**Website and app data records:**
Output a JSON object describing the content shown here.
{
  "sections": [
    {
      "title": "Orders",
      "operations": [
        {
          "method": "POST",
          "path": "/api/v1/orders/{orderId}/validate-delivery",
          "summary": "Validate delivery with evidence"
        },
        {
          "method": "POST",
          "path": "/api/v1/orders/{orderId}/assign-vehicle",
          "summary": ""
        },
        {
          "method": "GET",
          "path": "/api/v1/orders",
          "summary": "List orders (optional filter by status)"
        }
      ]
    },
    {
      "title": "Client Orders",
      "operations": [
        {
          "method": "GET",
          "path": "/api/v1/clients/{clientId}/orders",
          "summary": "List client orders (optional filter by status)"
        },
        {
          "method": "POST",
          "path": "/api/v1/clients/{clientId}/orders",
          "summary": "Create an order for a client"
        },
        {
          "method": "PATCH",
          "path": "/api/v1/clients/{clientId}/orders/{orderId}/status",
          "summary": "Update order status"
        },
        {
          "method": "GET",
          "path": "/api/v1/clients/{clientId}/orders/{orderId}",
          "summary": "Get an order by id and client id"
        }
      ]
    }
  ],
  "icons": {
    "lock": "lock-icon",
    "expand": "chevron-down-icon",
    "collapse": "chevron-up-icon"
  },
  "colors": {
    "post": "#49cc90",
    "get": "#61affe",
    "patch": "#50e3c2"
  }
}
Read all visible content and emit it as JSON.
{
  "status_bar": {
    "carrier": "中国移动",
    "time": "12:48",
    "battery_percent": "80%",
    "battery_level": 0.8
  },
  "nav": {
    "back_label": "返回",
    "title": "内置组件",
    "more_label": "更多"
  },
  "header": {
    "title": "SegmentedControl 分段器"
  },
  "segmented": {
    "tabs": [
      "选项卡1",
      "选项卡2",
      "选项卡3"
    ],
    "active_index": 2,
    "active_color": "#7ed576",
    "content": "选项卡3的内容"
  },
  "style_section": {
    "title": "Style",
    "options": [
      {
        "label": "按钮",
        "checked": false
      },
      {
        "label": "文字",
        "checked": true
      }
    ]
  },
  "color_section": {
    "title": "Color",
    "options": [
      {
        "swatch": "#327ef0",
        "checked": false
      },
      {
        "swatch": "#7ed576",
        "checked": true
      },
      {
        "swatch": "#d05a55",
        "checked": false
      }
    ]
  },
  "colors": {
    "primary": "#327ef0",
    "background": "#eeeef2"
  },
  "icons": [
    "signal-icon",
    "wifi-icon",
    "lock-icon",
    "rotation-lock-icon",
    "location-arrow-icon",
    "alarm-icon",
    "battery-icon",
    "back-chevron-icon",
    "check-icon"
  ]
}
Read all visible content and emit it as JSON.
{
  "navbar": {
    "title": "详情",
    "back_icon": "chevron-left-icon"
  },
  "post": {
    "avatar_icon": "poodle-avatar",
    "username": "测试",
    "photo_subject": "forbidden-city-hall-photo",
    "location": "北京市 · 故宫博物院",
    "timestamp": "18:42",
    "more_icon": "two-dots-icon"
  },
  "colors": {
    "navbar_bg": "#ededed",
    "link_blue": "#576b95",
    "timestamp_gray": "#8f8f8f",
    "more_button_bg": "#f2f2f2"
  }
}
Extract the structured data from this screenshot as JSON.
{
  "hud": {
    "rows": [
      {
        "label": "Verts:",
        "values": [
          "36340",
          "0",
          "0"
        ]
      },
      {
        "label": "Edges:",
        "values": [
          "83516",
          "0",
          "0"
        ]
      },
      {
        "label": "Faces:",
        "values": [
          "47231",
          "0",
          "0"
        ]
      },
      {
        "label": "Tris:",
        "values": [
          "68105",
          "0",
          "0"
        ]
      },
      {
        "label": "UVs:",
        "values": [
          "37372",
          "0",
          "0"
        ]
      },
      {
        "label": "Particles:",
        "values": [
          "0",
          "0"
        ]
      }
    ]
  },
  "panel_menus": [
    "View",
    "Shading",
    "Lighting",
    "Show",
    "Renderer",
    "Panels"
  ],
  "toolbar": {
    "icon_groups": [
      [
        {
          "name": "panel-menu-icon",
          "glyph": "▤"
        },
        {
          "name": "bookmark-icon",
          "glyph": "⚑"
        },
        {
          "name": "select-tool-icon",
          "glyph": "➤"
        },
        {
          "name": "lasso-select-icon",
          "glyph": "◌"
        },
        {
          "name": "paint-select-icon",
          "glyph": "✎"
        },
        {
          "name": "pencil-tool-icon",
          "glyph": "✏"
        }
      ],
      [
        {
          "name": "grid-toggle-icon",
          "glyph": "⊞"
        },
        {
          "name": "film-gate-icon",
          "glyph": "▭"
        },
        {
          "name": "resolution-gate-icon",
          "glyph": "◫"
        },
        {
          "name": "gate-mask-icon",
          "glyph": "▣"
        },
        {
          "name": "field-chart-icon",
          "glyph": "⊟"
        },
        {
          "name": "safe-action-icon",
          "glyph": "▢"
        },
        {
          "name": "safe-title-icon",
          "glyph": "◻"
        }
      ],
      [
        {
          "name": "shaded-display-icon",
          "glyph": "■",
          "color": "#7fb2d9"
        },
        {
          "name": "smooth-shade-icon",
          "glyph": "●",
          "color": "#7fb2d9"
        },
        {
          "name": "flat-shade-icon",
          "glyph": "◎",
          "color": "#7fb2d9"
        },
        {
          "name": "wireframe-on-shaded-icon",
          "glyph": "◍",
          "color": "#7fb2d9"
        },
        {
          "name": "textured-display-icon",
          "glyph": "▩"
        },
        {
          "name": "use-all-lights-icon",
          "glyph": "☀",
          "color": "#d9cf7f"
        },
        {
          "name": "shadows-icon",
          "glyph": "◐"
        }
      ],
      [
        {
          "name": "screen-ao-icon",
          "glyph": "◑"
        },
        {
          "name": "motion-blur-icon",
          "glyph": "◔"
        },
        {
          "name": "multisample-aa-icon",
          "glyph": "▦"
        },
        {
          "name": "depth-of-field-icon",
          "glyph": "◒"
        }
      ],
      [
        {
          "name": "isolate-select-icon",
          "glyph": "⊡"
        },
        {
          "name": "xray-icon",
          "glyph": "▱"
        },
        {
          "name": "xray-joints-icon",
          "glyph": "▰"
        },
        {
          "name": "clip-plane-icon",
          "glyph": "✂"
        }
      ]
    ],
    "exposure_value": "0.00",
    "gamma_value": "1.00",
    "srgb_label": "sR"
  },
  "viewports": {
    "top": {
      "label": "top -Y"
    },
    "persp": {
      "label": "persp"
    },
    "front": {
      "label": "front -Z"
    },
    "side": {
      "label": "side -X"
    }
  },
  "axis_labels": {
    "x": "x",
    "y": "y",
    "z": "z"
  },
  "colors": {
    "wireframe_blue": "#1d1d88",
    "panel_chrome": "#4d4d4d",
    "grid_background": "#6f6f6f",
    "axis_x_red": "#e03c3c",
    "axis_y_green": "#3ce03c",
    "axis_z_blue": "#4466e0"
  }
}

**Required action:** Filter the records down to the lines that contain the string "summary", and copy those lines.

**Task solution:**
          "summary": "Validate delivery with evidence"
          "summary": ""
          "summary": "List orders (optional filter by status)"
          "summary": "List client orders (optional filter by status)"
          "summary": "Create an order for a client"
          "summary": "Update order status"
          "summary": "Get an order by id and client id"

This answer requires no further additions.